> [Data for the task]:
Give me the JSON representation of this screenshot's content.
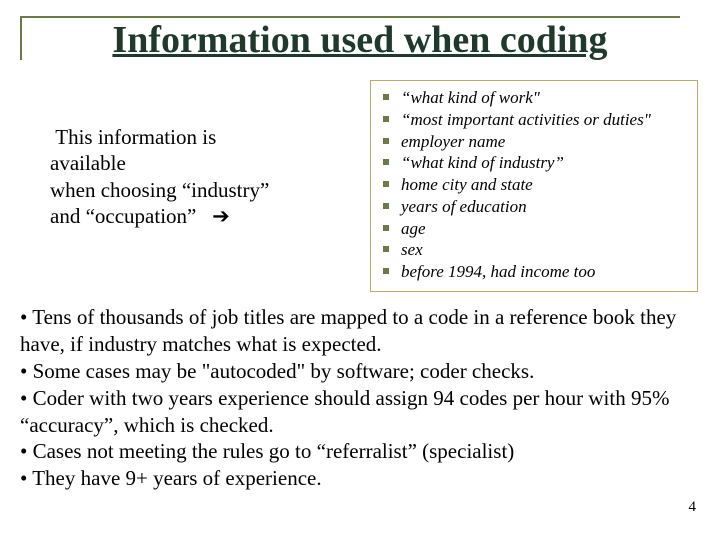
{
  "title": "Information used when coding",
  "left": {
    "l1": "This information is",
    "l2": "available",
    "l3": "when choosing “industry”",
    "l4": "and “occupation”",
    "arrow": "➔"
  },
  "list": {
    "i0": "“what kind of work\"",
    "i1": "“most important activities or duties\"",
    "i2": "employer name",
    "i3": "“what kind of industry”",
    "i4": "home city and state",
    "i5": "years of education",
    "i6": "age",
    "i7": "sex",
    "i8": "before 1994, had income too"
  },
  "body": {
    "p1": "• Tens of thousands of job titles are mapped to a code in a reference book they have, if industry matches what is expected.",
    "p2": "• Some cases may be \"autocoded\" by software; coder checks.",
    "p3": "• Coder with two years experience should assign 94 codes per hour with 95% “accuracy”, which is checked.",
    "p4": "• Cases not meeting the rules go to “referralist” (specialist)",
    "p5": "• They have 9+ years of experience."
  },
  "page": "4"
}
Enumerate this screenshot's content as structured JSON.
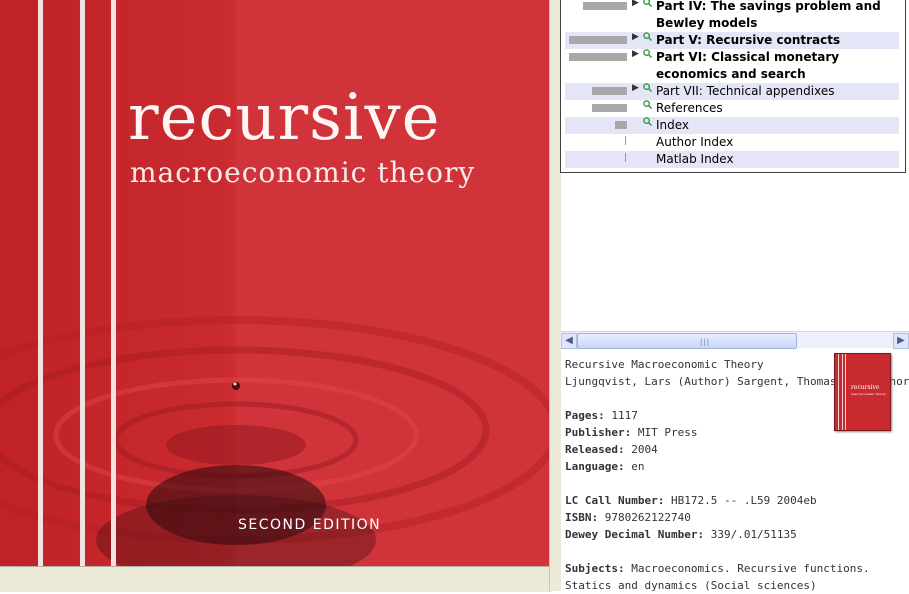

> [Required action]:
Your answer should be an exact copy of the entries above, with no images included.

> [Exercise output]:
Give me the JSON representation of this screenshot's content.
{
  "title": "Information used when coding",
  "left": {
    "l1": "This information is",
    "l2": "available",
    "l3": "when choosing “industry”",
    "l4": "and “occupation”",
    "arrow": "➔"
  },
  "list": {
    "i0": "“what kind of work\"",
    "i1": "“most important activities or duties\"",
    "i2": "employer name",
    "i3": "“what kind of industry”",
    "i4": "home city and state",
    "i5": "years of education",
    "i6": "age",
    "i7": "sex",
    "i8": "before 1994, had income too"
  },
  "body": {
    "p1": "• Tens of thousands of job titles are mapped to a code in a reference book they have, if industry matches what is expected.",
    "p2": "• Some cases may be \"autocoded\" by software; coder checks.",
    "p3": "• Coder with two years experience should assign 94 codes per hour with 95% “accuracy”, which is checked.",
    "p4": "• Cases not meeting the rules go to “referralist” (specialist)",
    "p5": "• They have 9+ years of experience."
  },
  "page": "4"
}
Enumerate this screenshot's content as structured JSON.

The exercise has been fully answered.